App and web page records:
::::::::::
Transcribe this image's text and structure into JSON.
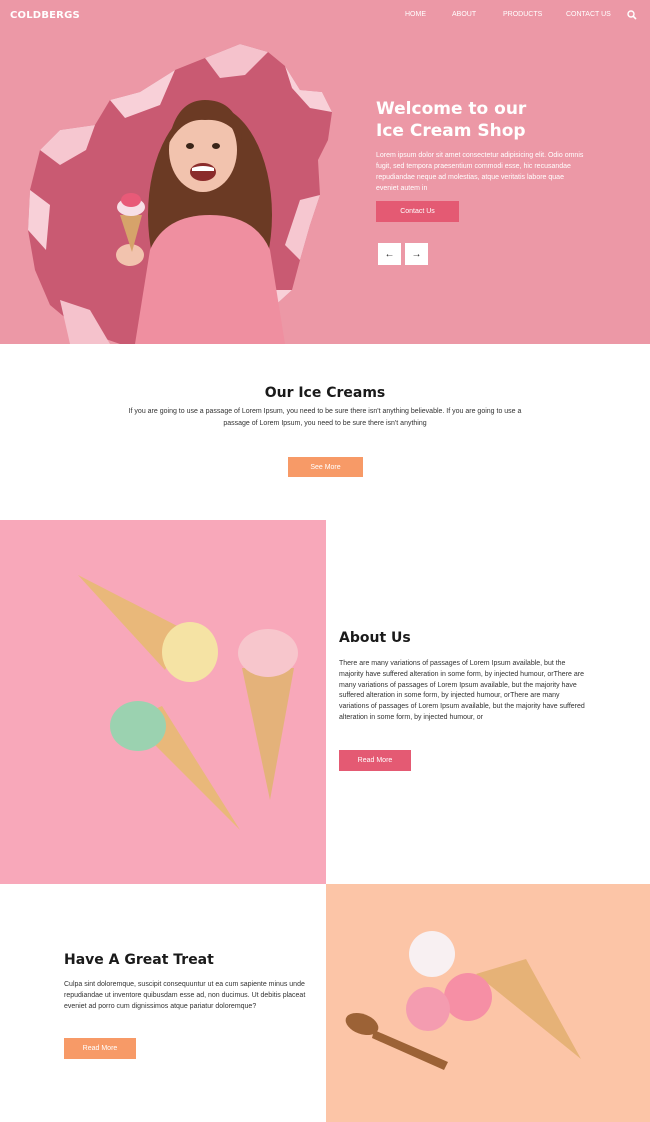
{
  "brand": "COLDBERGS",
  "nav": {
    "items": [
      "HOME",
      "ABOUT",
      "PRODUCTS",
      "CONTACT US"
    ],
    "search_icon": "search-icon"
  },
  "hero": {
    "title_line1": "Welcome to our",
    "title_line2": "Ice Cream Shop",
    "text": "Lorem ipsum dolor sit amet consectetur adipisicing elit. Odio omnis fugit, sed tempora praesentium commodi esse, hic recusandae repudiandae neque ad molestias, atque veritatis labore quae eveniet autem in",
    "contact_label": "Contact Us",
    "prev_arrow": "←",
    "next_arrow": "→",
    "bg_color": "#ec98a6"
  },
  "ice_creams": {
    "title": "Our Ice Creams",
    "text": "If you are going to use a passage of Lorem Ipsum, you need to be sure there isn't anything believable. If you are going to use a passage of Lorem Ipsum, you need to be sure there isn't anything",
    "button_label": "See More"
  },
  "about": {
    "title": "About Us",
    "text": "There are many variations of passages of Lorem Ipsum available, but the majority have suffered alteration in some form, by injected humour, orThere are many variations of passages of Lorem Ipsum available, but the majority have suffered alteration in some form, by injected humour, orThere are many variations of passages of Lorem Ipsum available, but the majority have suffered alteration in some form, by injected humour, or",
    "button_label": "Read More",
    "bg_color": "#f8a8ba"
  },
  "treat": {
    "title": "Have A Great Treat",
    "text": "Culpa sint doloremque, suscipit consequuntur ut ea cum sapiente minus unde repudiandae ut inventore quibusdam esse ad, non ducimus. Ut debitis placeat eveniet ad porro cum dignissimos atque pariatur doloremque?",
    "button_label": "Read More",
    "bg_color": "#fcc5a7"
  },
  "colors": {
    "primary_pink": "#e45a73",
    "orange": "#f79a67"
  }
}
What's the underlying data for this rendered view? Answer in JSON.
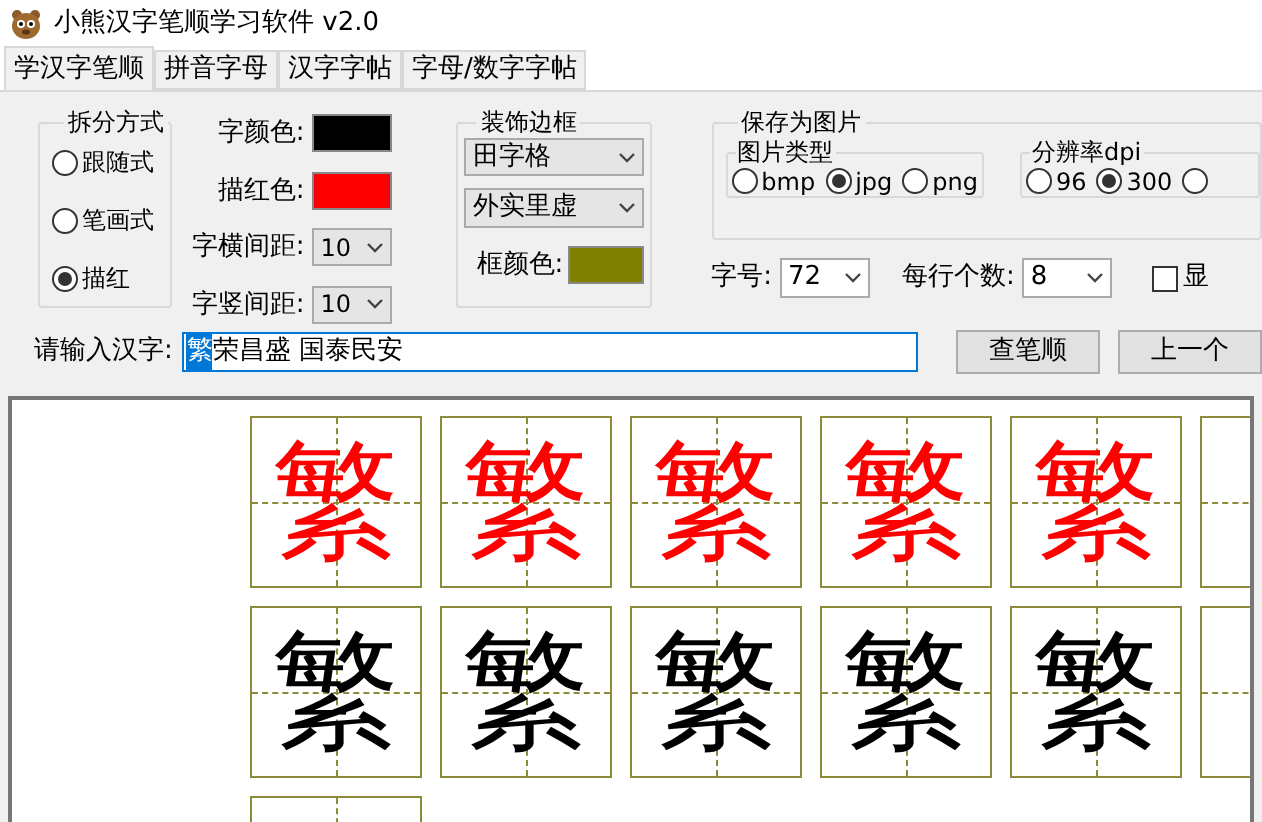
{
  "window": {
    "title": "小熊汉字笔顺学习软件 v2.0"
  },
  "tabs": [
    {
      "label": "学汉字笔顺",
      "selected": true
    },
    {
      "label": "拼音字母",
      "selected": false
    },
    {
      "label": "汉字字帖",
      "selected": false
    },
    {
      "label": "字母/数字字帖",
      "selected": false
    }
  ],
  "split_mode": {
    "title": "拆分方式",
    "options": [
      {
        "label": "跟随式",
        "selected": false
      },
      {
        "label": "笔画式",
        "selected": false
      },
      {
        "label": "描红",
        "selected": true
      }
    ]
  },
  "colors": [
    {
      "label": "字颜色:",
      "color": "#000000"
    },
    {
      "label": "描红色:",
      "color": "#ff0000"
    }
  ],
  "spacing": [
    {
      "label": "字横间距:",
      "value": "10"
    },
    {
      "label": "字竖间距:",
      "value": "10"
    }
  ],
  "border": {
    "title": "装饰边框",
    "style": "田字格",
    "line": "外实里虚",
    "color_label": "框颜色:",
    "color": "#808000"
  },
  "save": {
    "title": "保存为图片",
    "file_type": {
      "title": "图片类型",
      "options": [
        {
          "label": "bmp",
          "selected": false
        },
        {
          "label": "jpg",
          "selected": true
        },
        {
          "label": "png",
          "selected": false
        }
      ]
    },
    "dpi": {
      "title": "分辨率dpi",
      "options": [
        {
          "label": "96",
          "selected": false
        },
        {
          "label": "300",
          "selected": true
        },
        {
          "selected": false
        }
      ]
    }
  },
  "font_size": {
    "label": "字号:",
    "value": "72"
  },
  "per_row": {
    "label": "每行个数:",
    "value": "8"
  },
  "show_checkbox": {
    "label": "显",
    "checked": false
  },
  "input": {
    "label": "请输入汉字:",
    "selected_part": "繁",
    "value": "荣昌盛 国泰民安"
  },
  "buttons": [
    "查笔顺",
    "上一个"
  ],
  "practice": {
    "rows": [
      {
        "cells": [
          {
            "kind": "full",
            "char": "繁"
          },
          {
            "kind": "full",
            "char": "繁"
          },
          {
            "kind": "full",
            "char": "繁"
          },
          {
            "kind": "full",
            "char": "繁"
          },
          {
            "kind": "full",
            "char": "繁"
          },
          {
            "kind": "cut"
          }
        ]
      },
      {
        "cells": [
          {
            "kind": "full",
            "char": "繁"
          },
          {
            "kind": "full",
            "char": "繁"
          },
          {
            "kind": "full",
            "char": "繁"
          },
          {
            "kind": "full",
            "char": "繁"
          },
          {
            "kind": "full",
            "char": "繁"
          },
          {
            "kind": "cut"
          }
        ]
      },
      {
        "cells": [
          {
            "kind": "cut"
          }
        ]
      }
    ]
  }
}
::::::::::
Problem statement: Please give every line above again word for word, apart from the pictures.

Answer to this exercise:
Transcribe this image's text and structure into JSON.
{
  "brand": "COLDBERGS",
  "nav": {
    "items": [
      "HOME",
      "ABOUT",
      "PRODUCTS",
      "CONTACT US"
    ],
    "search_icon": "search-icon"
  },
  "hero": {
    "title_line1": "Welcome to our",
    "title_line2": "Ice Cream Shop",
    "text": "Lorem ipsum dolor sit amet consectetur adipisicing elit. Odio omnis fugit, sed tempora praesentium commodi esse, hic recusandae repudiandae neque ad molestias, atque veritatis labore quae eveniet autem in",
    "contact_label": "Contact Us",
    "prev_arrow": "←",
    "next_arrow": "→",
    "bg_color": "#ec98a6"
  },
  "ice_creams": {
    "title": "Our Ice Creams",
    "text": "If you are going to use a passage of Lorem Ipsum, you need to be sure there isn't anything believable. If you are going to use a passage of Lorem Ipsum, you need to be sure there isn't anything",
    "button_label": "See More"
  },
  "about": {
    "title": "About Us",
    "text": "There are many variations of passages of Lorem Ipsum available, but the majority have suffered alteration in some form, by injected humour, orThere are many variations of passages of Lorem Ipsum available, but the majority have suffered alteration in some form, by injected humour, orThere are many variations of passages of Lorem Ipsum available, but the majority have suffered alteration in some form, by injected humour, or",
    "button_label": "Read More",
    "bg_color": "#f8a8ba"
  },
  "treat": {
    "title": "Have A Great Treat",
    "text": "Culpa sint doloremque, suscipit consequuntur ut ea cum sapiente minus unde repudiandae ut inventore quibusdam esse ad, non ducimus. Ut debitis placeat eveniet ad porro cum dignissimos atque pariatur doloremque?",
    "button_label": "Read More",
    "bg_color": "#fcc5a7"
  },
  "colors": {
    "primary_pink": "#e45a73",
    "orange": "#f79a67"
  }
}
What's the underlying data for this rendered view? Answer in JSON.
{
  "window": {
    "title": "小熊汉字笔顺学习软件 v2.0"
  },
  "tabs": [
    {
      "label": "学汉字笔顺",
      "selected": true
    },
    {
      "label": "拼音字母",
      "selected": false
    },
    {
      "label": "汉字字帖",
      "selected": false
    },
    {
      "label": "字母/数字字帖",
      "selected": false
    }
  ],
  "split_mode": {
    "title": "拆分方式",
    "options": [
      {
        "label": "跟随式",
        "selected": false
      },
      {
        "label": "笔画式",
        "selected": false
      },
      {
        "label": "描红",
        "selected": true
      }
    ]
  },
  "colors": [
    {
      "label": "字颜色:",
      "color": "#000000"
    },
    {
      "label": "描红色:",
      "color": "#ff0000"
    }
  ],
  "spacing": [
    {
      "label": "字横间距:",
      "value": "10"
    },
    {
      "label": "字竖间距:",
      "value": "10"
    }
  ],
  "border": {
    "title": "装饰边框",
    "style": "田字格",
    "line": "外实里虚",
    "color_label": "框颜色:",
    "color": "#808000"
  },
  "save": {
    "title": "保存为图片",
    "file_type": {
      "title": "图片类型",
      "options": [
        {
          "label": "bmp",
          "selected": false
        },
        {
          "label": "jpg",
          "selected": true
        },
        {
          "label": "png",
          "selected": false
        }
      ]
    },
    "dpi": {
      "title": "分辨率dpi",
      "options": [
        {
          "label": "96",
          "selected": false
        },
        {
          "label": "300",
          "selected": true
        },
        {
          "selected": false
        }
      ]
    }
  },
  "font_size": {
    "label": "字号:",
    "value": "72"
  },
  "per_row": {
    "label": "每行个数:",
    "value": "8"
  },
  "show_checkbox": {
    "label": "显",
    "checked": false
  },
  "input": {
    "label": "请输入汉字:",
    "selected_part": "繁",
    "value": "荣昌盛 国泰民安"
  },
  "buttons": [
    "查笔顺",
    "上一个"
  ],
  "practice": {
    "rows": [
      {
        "cells": [
          {
            "kind": "full",
            "char": "繁"
          },
          {
            "kind": "full",
            "char": "繁"
          },
          {
            "kind": "full",
            "char": "繁"
          },
          {
            "kind": "full",
            "char": "繁"
          },
          {
            "kind": "full",
            "char": "繁"
          },
          {
            "kind": "cut"
          }
        ]
      },
      {
        "cells": [
          {
            "kind": "full",
            "char": "繁"
          },
          {
            "kind": "full",
            "char": "繁"
          },
          {
            "kind": "full",
            "char": "繁"
          },
          {
            "kind": "full",
            "char": "繁"
          },
          {
            "kind": "full",
            "char": "繁"
          },
          {
            "kind": "cut"
          }
        ]
      },
      {
        "cells": [
          {
            "kind": "cut"
          }
        ]
      }
    ]
  }
}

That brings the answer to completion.